Stored items from a collection:
○ ○ ○

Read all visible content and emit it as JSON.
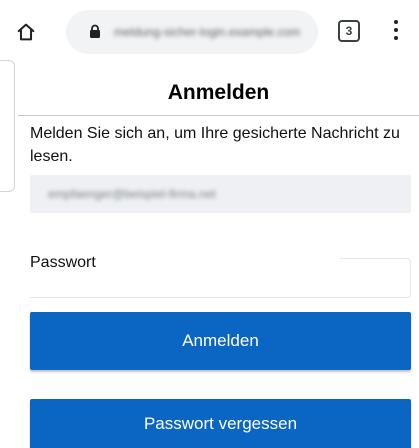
{
  "browser": {
    "url": "meldung-sicher-login.example.com",
    "tab_count": "3",
    "icons": {
      "home": "home-icon",
      "lock": "lock-icon",
      "tabs": "tabs-icon",
      "menu": "more-vert-icon"
    }
  },
  "dialog": {
    "title": "Anmelden",
    "instruction": "Melden Sie sich an, um Ihre gesicherte Nachricht zu lesen.",
    "email_value": "empfaenger@beispiel-firma.net",
    "password_label": "Passwort",
    "password_value": "",
    "login_button": "Anmelden",
    "forgot_button": "Passwort vergessen"
  },
  "colors": {
    "accent": "#0a66c2",
    "input_bg": "#eef0f3",
    "omnibox_bg": "#f1f3f4"
  }
}
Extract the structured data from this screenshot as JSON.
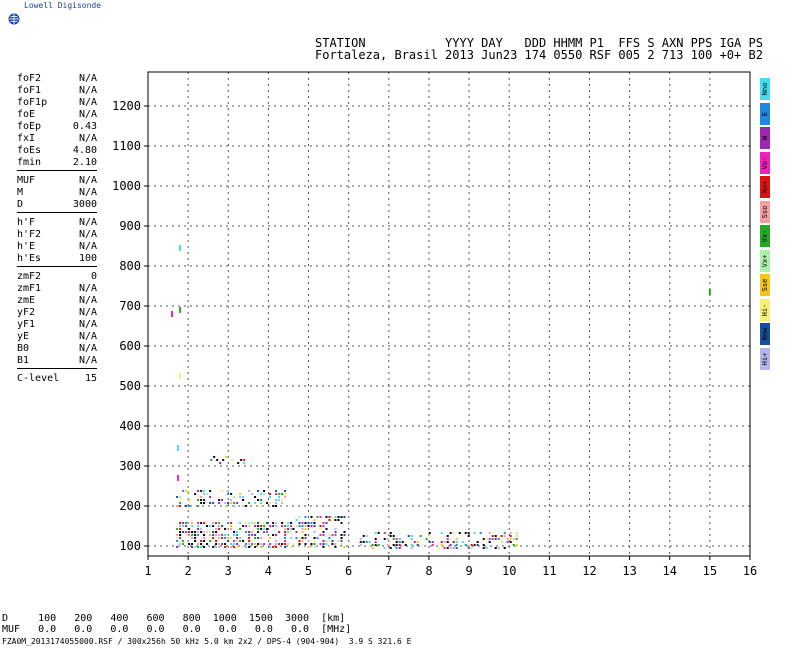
{
  "header": {
    "brand": "Lowell Digisonde",
    "line1": "STATION           YYYY DAY   DDD HHMM P1  FFS S AXN PPS IGA PS",
    "line2": "Fortaleza, Brasil 2013 Jun23 174 0550 RSF 005 2 713 100 +0+ B2"
  },
  "params_group1": [
    {
      "name": "foF2",
      "value": "N/A"
    },
    {
      "name": "foF1",
      "value": "N/A"
    },
    {
      "name": "foF1p",
      "value": "N/A"
    },
    {
      "name": "foE",
      "value": "N/A"
    },
    {
      "name": "foEp",
      "value": "0.43"
    },
    {
      "name": "fxI",
      "value": "N/A"
    },
    {
      "name": "foEs",
      "value": "4.80"
    },
    {
      "name": "fmin",
      "value": "2.10"
    }
  ],
  "params_group2": [
    {
      "name": "MUF",
      "value": "N/A"
    },
    {
      "name": "M",
      "value": "N/A"
    },
    {
      "name": "D",
      "value": "3000"
    }
  ],
  "params_group3": [
    {
      "name": "h'F",
      "value": "N/A"
    },
    {
      "name": "h'F2",
      "value": "N/A"
    },
    {
      "name": "h'E",
      "value": "N/A"
    },
    {
      "name": "h'Es",
      "value": "100"
    }
  ],
  "params_group4": [
    {
      "name": "zmF2",
      "value": "0"
    },
    {
      "name": "zmF1",
      "value": "N/A"
    },
    {
      "name": "zmE",
      "value": "N/A"
    },
    {
      "name": "yF2",
      "value": "N/A"
    },
    {
      "name": "yF1",
      "value": "N/A"
    },
    {
      "name": "yE",
      "value": "N/A"
    },
    {
      "name": "B0",
      "value": "N/A"
    },
    {
      "name": "B1",
      "value": "N/A"
    }
  ],
  "clevel": {
    "name": "C-level",
    "value": "15"
  },
  "legend": [
    {
      "label": "Nno",
      "color": "#44ddee"
    },
    {
      "label": "E",
      "color": "#1e88e5"
    },
    {
      "label": "W",
      "color": "#9c27b0"
    },
    {
      "label": "Vo-",
      "color": "#ee22bb"
    },
    {
      "label": "Xo+",
      "color": "#dd1111"
    },
    {
      "label": "Sso",
      "color": "#f4a0a0"
    },
    {
      "label": "Vx-",
      "color": "#22aa22"
    },
    {
      "label": "Vx+",
      "color": "#aaf0aa"
    },
    {
      "label": "Sse",
      "color": "#f5c518"
    },
    {
      "label": "Hi-",
      "color": "#f8f070"
    },
    {
      "label": "Nnw",
      "color": "#1a4e9a"
    },
    {
      "label": "Hi+",
      "color": "#b4b4ee"
    }
  ],
  "footer": {
    "d_row": "D     100   200   400   600   800  1000  1500  3000  [km]",
    "muf_row": "MUF   0.0   0.0   0.0   0.0   0.0   0.0   0.0   0.0  [MHz]",
    "file_row": "FZA0M_2013174055000.RSF / 300x256h 50 kHz 5.0 km 2x2 / DPS-4 (904-904)  3.9 S 321.6 E"
  },
  "chart_data": {
    "type": "scatter",
    "xlim": [
      1,
      16
    ],
    "ylim": [
      75,
      1285
    ],
    "x_ticks": [
      "1",
      "2",
      "3",
      "4",
      "5",
      "6",
      "7",
      "8",
      "9",
      "10",
      "11",
      "12",
      "13",
      "14",
      "15",
      "16"
    ],
    "y_ticks": [
      "100",
      "200",
      "300",
      "400",
      "500",
      "600",
      "700",
      "800",
      "900",
      "1000",
      "1100",
      "1200"
    ],
    "grid": true,
    "echo_regions": [
      {
        "x0": 1.7,
        "x1": 4.6,
        "y0": 95,
        "y1": 160,
        "density": 0.55
      },
      {
        "x0": 4.6,
        "x1": 5.9,
        "y0": 95,
        "y1": 175,
        "density": 0.45
      },
      {
        "x0": 6.2,
        "x1": 10.2,
        "y0": 95,
        "y1": 135,
        "density": 0.35
      },
      {
        "x0": 1.7,
        "x1": 4.4,
        "y0": 200,
        "y1": 240,
        "density": 0.35
      },
      {
        "x0": 2.4,
        "x1": 3.4,
        "y0": 305,
        "y1": 325,
        "density": 0.25
      }
    ],
    "isolated_points": [
      {
        "x": 1.8,
        "y": 845
      },
      {
        "x": 1.6,
        "y": 680
      },
      {
        "x": 1.8,
        "y": 690
      },
      {
        "x": 1.8,
        "y": 525
      },
      {
        "x": 1.75,
        "y": 345
      },
      {
        "x": 1.75,
        "y": 270
      },
      {
        "x": 15.0,
        "y": 735
      }
    ]
  }
}
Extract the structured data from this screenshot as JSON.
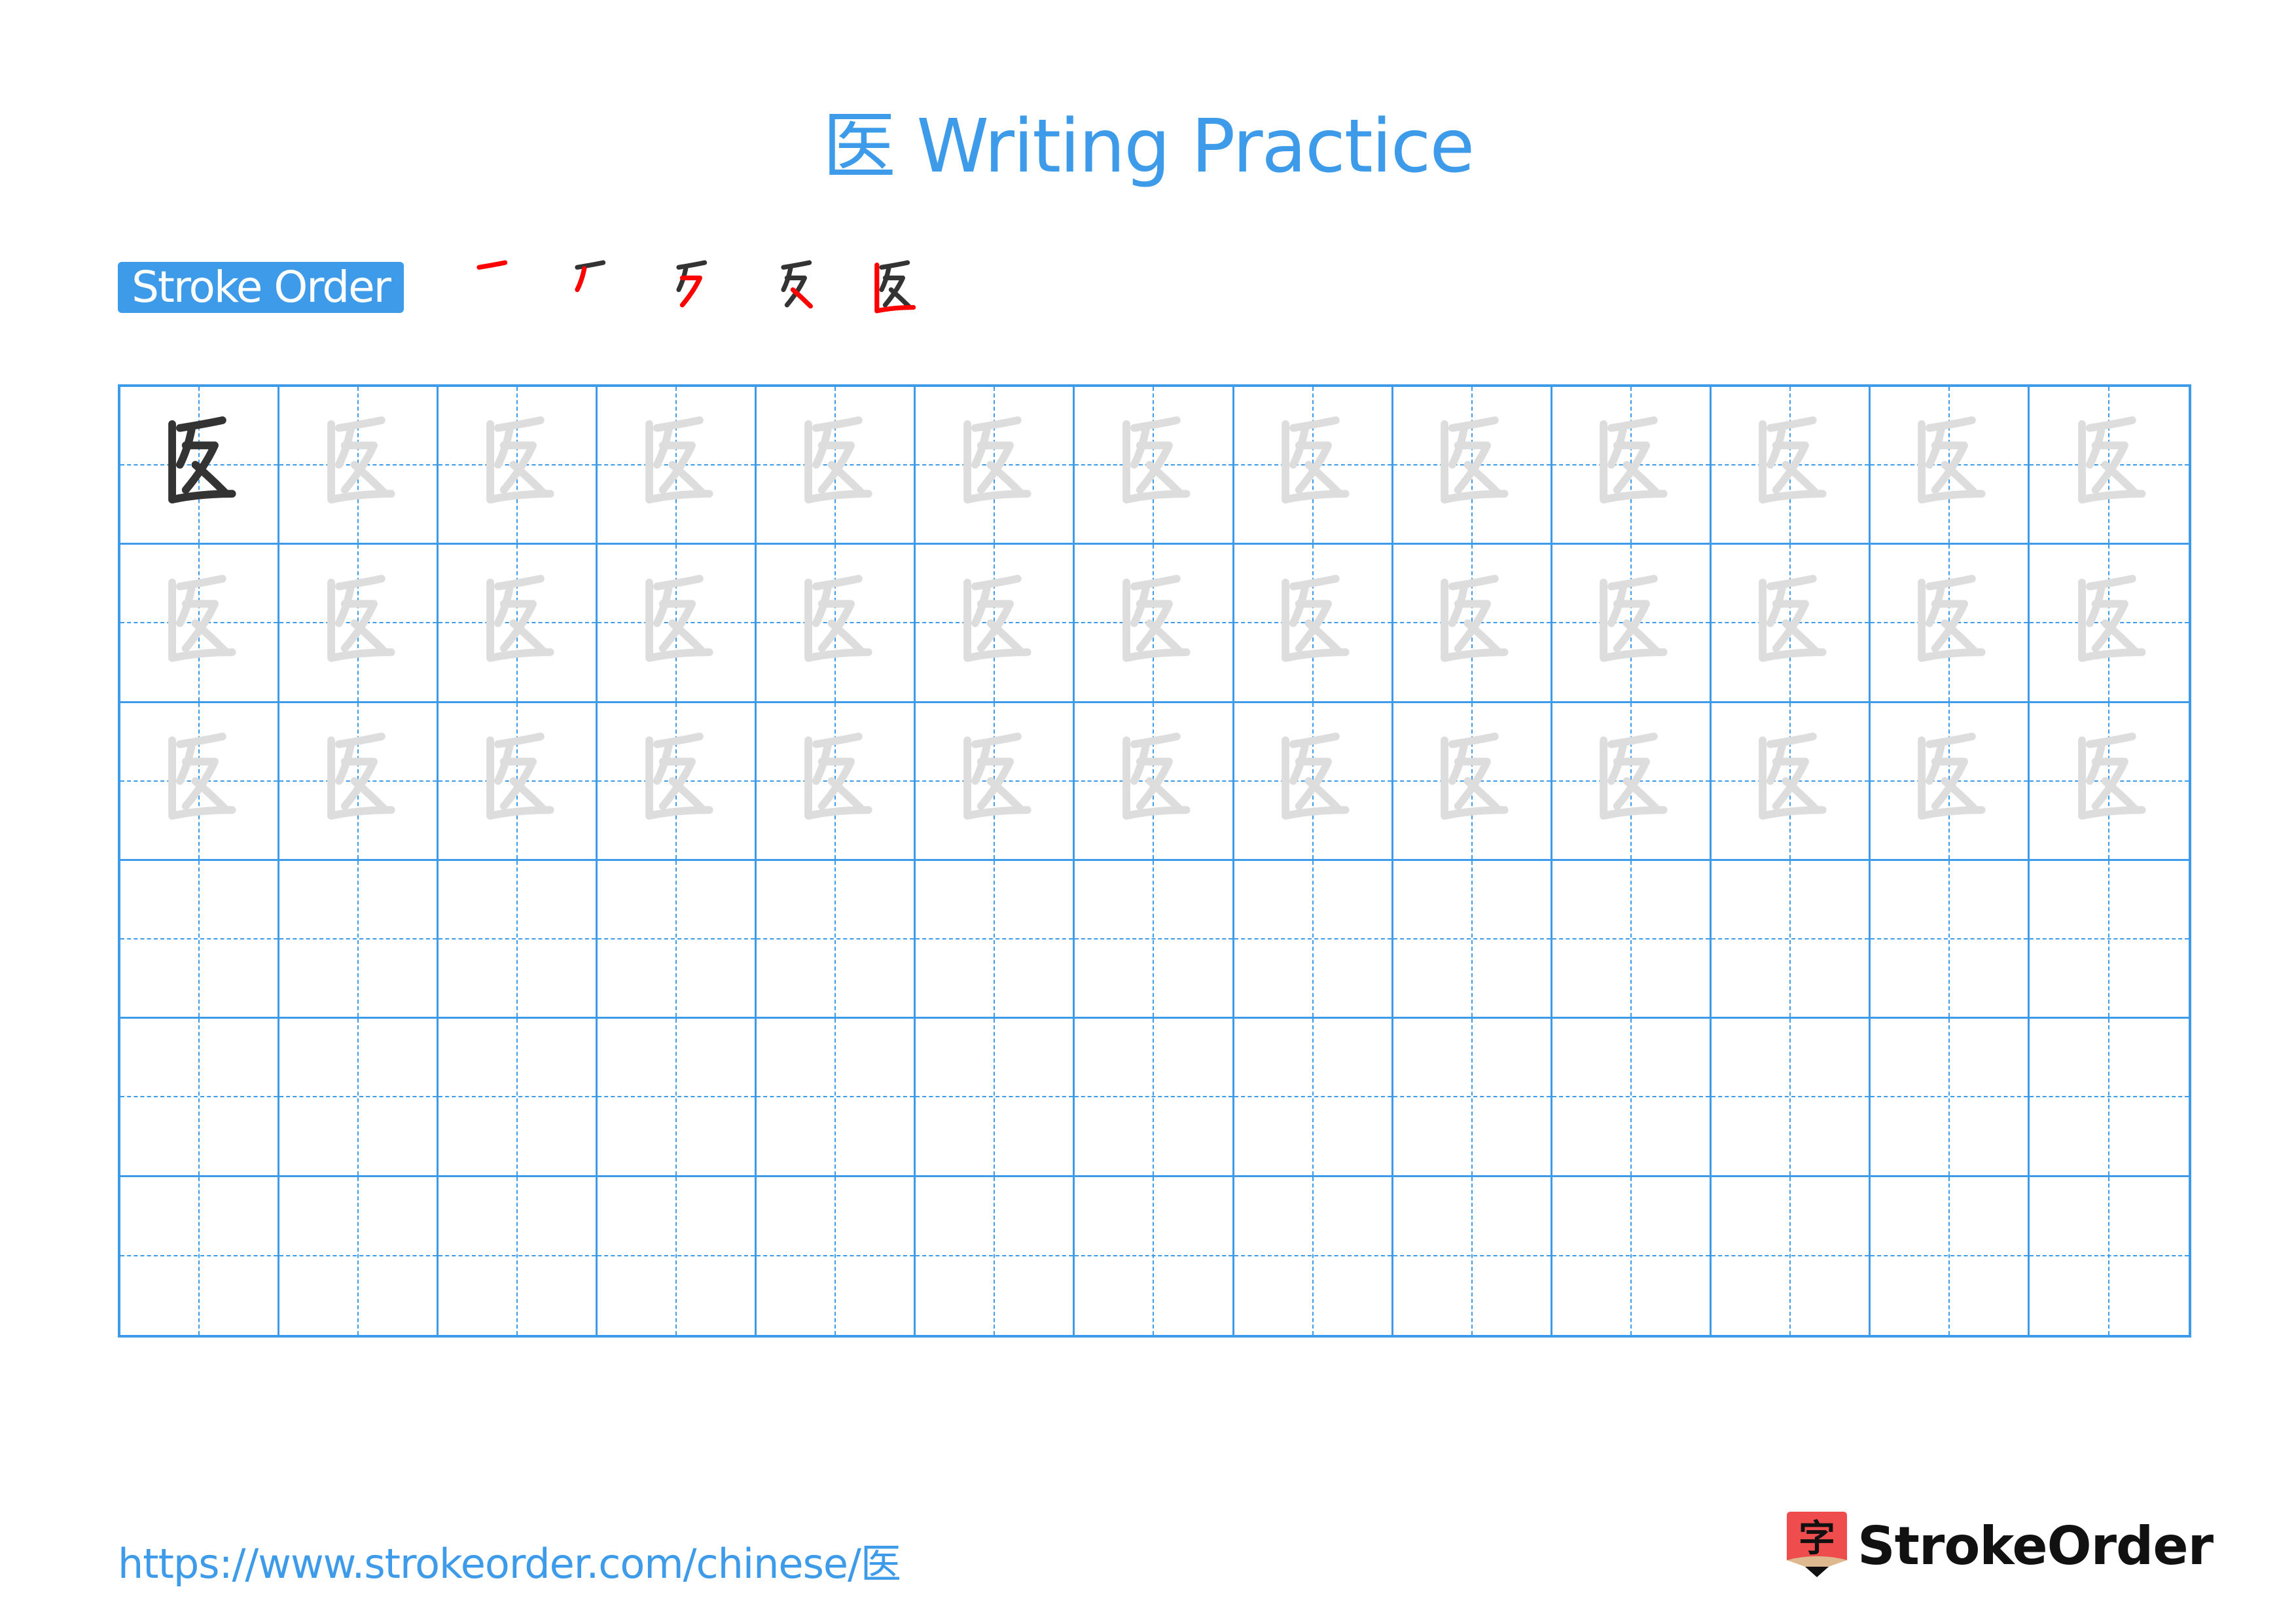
{
  "page": {
    "title": "医 Writing Practice",
    "character": "医"
  },
  "stroke_order": {
    "label": "Stroke Order",
    "total_strokes": 5,
    "steps": [
      {
        "step": 1,
        "highlight_color": "#f00"
      },
      {
        "step": 2,
        "highlight_color": "#f00"
      },
      {
        "step": 3,
        "highlight_color": "#f00"
      },
      {
        "step": 4,
        "highlight_color": "#f00"
      },
      {
        "step": 5,
        "highlight_color": "#f00"
      }
    ]
  },
  "practice_grid": {
    "columns": 13,
    "rows": 6,
    "model_cells": 1,
    "trace_rows": 3,
    "empty_rows": 3,
    "model_color": "#333333",
    "trace_color": "#dddddd",
    "line_color": "#3d9be9"
  },
  "footer": {
    "url": "https://www.strokeorder.com/chinese/医",
    "brand": "StrokeOrder",
    "brand_icon_char": "字"
  },
  "colors": {
    "accent": "#3d9be9",
    "stroke_highlight": "#ff0000",
    "logo_red": "#ef4d4d"
  }
}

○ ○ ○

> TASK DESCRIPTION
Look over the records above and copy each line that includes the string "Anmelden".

> RESPONSE TO THIS TASK
    "title": "Anmelden",
    "login_button": "Anmelden",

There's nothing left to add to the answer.